What to do: The lines to find are those in the entries that hold the word "time"; copy every one of them.

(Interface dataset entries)
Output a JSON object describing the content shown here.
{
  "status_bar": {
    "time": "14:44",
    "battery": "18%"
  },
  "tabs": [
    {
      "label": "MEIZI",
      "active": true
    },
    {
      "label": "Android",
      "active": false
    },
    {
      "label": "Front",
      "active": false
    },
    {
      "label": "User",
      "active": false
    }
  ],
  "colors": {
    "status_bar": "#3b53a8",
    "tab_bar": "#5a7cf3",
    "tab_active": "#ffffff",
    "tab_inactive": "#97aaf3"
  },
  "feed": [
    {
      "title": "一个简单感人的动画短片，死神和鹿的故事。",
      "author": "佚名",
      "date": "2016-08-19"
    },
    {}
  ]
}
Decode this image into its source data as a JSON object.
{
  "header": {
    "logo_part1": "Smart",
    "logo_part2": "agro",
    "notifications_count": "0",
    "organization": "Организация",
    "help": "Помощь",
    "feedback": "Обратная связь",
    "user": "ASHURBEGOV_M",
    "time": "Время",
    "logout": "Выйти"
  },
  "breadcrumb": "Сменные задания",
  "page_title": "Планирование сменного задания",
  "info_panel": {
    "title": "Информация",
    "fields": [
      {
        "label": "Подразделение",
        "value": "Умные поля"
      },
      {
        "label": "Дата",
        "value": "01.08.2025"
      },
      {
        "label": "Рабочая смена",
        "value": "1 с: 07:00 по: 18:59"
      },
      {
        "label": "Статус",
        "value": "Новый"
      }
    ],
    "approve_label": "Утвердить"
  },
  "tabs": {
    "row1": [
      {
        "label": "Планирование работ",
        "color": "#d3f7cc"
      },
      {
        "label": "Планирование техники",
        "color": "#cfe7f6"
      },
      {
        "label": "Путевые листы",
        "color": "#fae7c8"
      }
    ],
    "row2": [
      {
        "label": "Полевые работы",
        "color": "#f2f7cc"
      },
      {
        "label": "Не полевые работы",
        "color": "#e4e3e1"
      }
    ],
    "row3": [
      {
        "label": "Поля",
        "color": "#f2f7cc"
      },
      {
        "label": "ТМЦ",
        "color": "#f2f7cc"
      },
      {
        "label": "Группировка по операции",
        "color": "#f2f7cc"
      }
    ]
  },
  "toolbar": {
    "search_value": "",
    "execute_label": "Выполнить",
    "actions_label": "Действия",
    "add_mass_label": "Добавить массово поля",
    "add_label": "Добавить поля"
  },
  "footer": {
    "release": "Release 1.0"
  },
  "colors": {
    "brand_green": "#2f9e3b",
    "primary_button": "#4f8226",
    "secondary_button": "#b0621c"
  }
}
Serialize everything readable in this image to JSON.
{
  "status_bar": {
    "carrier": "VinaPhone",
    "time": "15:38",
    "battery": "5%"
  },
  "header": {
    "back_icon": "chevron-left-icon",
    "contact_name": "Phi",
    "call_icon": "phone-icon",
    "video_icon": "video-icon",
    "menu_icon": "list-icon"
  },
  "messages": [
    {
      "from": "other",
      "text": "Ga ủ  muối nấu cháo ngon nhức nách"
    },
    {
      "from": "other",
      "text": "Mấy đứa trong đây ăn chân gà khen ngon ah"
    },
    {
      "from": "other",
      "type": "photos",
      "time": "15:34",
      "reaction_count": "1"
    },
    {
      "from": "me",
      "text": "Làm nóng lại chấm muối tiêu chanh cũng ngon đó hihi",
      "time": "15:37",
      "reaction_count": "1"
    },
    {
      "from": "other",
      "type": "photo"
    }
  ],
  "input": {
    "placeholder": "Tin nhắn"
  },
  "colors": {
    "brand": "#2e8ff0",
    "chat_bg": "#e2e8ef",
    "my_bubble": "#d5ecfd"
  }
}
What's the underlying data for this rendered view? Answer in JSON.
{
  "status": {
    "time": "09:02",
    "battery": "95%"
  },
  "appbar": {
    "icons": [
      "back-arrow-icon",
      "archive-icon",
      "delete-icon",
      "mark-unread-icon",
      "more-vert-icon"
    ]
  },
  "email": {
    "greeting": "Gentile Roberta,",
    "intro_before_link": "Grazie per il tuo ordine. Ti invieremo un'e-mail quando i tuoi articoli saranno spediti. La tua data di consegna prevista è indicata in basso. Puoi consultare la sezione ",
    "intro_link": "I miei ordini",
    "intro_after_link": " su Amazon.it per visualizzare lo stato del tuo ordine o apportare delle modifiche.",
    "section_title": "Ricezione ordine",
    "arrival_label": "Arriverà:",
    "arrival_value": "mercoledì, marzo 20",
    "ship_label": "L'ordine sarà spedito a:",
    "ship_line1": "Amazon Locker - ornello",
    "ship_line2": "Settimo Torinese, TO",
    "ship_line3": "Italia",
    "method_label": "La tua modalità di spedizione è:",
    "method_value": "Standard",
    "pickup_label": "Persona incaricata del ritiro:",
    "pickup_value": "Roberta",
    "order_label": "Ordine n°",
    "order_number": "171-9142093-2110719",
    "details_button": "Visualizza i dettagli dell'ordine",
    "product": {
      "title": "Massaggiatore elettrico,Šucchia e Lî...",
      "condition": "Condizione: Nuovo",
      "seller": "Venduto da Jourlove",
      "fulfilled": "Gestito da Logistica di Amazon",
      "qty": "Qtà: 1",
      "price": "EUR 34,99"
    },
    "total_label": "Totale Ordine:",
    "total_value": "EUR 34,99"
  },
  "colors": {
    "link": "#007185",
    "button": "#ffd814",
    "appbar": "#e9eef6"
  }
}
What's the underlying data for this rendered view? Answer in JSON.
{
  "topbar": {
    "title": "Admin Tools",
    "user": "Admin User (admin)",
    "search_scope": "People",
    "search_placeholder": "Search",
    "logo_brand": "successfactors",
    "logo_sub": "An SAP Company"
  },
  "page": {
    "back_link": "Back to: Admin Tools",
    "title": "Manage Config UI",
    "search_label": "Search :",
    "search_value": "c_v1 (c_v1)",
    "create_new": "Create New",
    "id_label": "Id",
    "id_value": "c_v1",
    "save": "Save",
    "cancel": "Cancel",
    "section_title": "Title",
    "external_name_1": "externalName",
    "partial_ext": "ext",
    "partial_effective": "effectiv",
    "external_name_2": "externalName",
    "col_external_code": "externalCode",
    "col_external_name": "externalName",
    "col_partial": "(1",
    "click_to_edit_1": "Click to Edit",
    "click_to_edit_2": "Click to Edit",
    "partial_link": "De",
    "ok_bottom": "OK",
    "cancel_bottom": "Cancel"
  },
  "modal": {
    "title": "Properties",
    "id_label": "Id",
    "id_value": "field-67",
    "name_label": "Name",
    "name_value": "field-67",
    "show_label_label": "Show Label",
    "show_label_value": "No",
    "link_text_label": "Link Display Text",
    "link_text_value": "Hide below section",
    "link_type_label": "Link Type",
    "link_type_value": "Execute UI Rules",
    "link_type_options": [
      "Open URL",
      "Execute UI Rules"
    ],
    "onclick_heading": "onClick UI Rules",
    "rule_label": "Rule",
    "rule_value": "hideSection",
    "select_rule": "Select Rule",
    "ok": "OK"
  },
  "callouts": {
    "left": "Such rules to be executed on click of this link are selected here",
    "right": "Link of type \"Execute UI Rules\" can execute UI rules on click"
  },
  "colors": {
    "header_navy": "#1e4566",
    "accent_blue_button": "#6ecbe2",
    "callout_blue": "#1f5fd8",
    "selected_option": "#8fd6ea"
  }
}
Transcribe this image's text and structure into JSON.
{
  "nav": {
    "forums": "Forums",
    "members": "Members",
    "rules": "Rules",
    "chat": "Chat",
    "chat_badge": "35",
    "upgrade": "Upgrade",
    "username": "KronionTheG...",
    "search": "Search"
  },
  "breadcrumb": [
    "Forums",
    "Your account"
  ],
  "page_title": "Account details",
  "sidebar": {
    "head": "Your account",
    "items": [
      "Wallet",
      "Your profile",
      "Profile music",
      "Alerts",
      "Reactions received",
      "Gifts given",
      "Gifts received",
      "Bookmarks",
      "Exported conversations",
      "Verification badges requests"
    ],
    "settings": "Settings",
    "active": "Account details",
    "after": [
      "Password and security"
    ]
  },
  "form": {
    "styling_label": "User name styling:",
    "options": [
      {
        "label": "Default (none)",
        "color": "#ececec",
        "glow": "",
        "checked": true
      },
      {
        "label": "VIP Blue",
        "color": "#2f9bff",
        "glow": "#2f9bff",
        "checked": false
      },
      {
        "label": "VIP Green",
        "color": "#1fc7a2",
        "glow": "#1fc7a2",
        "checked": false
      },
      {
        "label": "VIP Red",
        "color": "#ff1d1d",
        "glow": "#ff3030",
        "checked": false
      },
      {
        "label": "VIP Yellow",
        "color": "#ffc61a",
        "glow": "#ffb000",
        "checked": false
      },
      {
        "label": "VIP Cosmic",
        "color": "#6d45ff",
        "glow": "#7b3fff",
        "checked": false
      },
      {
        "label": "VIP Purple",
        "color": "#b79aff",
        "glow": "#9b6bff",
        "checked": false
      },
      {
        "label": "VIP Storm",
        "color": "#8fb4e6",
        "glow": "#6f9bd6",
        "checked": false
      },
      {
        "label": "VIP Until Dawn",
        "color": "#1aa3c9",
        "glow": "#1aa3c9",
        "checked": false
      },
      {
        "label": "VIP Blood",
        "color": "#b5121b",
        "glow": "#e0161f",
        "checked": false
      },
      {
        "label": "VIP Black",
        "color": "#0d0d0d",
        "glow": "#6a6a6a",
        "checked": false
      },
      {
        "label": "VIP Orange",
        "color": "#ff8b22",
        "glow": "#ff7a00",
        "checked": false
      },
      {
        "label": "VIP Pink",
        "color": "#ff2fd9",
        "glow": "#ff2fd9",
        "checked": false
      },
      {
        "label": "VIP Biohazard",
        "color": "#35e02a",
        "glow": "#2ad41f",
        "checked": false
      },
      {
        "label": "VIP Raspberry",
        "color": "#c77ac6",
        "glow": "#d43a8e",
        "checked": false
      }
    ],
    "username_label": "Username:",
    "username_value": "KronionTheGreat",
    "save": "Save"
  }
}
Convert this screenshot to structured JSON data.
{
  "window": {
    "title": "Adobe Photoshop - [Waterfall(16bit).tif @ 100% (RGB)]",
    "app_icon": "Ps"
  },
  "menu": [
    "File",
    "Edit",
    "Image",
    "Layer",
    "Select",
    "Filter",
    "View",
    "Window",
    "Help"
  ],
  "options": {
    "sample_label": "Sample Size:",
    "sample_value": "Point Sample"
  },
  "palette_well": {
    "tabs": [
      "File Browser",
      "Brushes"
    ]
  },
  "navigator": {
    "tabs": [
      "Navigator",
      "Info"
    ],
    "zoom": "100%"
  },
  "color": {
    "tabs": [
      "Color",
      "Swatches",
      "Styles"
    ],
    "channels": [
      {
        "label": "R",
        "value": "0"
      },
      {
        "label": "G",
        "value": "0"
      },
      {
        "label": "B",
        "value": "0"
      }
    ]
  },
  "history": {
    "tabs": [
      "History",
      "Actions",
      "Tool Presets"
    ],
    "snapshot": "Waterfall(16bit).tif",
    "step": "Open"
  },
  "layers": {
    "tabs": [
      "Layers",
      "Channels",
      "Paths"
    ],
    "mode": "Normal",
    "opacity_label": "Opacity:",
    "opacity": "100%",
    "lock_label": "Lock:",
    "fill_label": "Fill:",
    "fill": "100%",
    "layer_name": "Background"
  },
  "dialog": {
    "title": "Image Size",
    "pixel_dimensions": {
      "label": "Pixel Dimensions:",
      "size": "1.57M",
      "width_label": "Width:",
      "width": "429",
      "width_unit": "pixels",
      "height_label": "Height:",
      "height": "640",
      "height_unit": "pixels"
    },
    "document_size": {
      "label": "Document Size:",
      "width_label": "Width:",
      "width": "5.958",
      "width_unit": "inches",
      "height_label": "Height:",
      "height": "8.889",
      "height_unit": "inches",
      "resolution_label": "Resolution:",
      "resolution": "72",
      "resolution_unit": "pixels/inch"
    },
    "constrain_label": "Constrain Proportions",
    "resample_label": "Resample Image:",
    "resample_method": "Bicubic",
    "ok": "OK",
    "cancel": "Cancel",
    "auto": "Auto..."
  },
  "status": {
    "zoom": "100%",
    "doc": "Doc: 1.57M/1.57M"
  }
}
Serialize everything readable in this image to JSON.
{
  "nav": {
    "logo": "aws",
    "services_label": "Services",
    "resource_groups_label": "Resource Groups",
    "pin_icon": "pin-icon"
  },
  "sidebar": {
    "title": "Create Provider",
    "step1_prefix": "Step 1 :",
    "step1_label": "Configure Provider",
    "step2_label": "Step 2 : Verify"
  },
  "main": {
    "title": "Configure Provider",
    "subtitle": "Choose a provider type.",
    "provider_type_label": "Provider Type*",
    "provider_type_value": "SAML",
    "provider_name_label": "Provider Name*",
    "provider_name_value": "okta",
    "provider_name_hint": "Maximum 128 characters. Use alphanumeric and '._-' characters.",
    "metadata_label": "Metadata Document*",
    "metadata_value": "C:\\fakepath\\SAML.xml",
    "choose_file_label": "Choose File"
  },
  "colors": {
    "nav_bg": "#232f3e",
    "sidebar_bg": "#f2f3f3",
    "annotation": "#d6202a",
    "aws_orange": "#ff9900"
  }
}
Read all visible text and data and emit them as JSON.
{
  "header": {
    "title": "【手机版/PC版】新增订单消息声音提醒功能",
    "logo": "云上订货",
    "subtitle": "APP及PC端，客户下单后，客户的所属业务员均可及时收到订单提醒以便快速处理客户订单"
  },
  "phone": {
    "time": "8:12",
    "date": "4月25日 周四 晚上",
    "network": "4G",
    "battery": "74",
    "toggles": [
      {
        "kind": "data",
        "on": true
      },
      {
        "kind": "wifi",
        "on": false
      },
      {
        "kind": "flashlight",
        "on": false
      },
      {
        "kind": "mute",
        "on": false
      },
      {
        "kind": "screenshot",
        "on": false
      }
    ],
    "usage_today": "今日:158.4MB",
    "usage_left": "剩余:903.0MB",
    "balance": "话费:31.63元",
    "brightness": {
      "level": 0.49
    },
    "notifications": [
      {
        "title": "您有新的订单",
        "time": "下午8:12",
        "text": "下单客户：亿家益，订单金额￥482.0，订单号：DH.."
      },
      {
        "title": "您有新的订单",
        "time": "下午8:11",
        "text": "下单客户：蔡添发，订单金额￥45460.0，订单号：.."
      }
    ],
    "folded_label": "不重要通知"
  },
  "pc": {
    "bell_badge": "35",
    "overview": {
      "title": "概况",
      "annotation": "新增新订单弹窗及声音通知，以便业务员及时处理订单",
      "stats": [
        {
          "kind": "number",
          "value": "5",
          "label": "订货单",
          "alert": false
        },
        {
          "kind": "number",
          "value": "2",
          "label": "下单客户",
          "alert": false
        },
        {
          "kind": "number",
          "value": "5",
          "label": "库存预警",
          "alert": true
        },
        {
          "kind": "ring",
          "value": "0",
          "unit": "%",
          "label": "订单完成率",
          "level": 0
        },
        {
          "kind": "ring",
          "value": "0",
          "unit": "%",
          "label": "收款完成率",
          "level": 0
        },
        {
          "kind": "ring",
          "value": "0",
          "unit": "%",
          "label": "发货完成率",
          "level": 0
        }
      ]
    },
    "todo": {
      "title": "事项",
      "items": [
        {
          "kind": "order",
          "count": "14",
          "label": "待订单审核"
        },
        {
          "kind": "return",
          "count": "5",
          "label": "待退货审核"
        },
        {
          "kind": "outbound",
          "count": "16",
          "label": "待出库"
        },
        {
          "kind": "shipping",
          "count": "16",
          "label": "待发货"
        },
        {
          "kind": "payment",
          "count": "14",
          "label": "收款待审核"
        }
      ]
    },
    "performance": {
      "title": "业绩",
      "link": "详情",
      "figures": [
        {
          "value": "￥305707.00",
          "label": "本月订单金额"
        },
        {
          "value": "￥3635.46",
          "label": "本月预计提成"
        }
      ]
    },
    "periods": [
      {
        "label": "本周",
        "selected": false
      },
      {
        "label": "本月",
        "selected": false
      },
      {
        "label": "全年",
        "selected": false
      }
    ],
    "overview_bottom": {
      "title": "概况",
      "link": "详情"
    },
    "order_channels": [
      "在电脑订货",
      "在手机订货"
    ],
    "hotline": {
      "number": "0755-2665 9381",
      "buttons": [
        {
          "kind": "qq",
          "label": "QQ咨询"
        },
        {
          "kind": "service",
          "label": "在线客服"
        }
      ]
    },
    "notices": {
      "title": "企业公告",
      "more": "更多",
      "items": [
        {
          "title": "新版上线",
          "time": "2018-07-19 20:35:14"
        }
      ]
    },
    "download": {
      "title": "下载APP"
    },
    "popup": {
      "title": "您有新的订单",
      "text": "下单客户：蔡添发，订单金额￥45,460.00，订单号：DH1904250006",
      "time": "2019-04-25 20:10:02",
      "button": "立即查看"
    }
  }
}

Output of the task:
    "time": "14:44",
    "time": "Время",
    "time": "15:38",
      "time": "15:34",
      "time": "15:37",
    "time": "09:02",
    "time": "8:12",
        "time": "下午8:12",
        "time": "下午8:11",
          "time": "2018-07-19 20:35:14"
      "time": "2019-04-25 20:10:02",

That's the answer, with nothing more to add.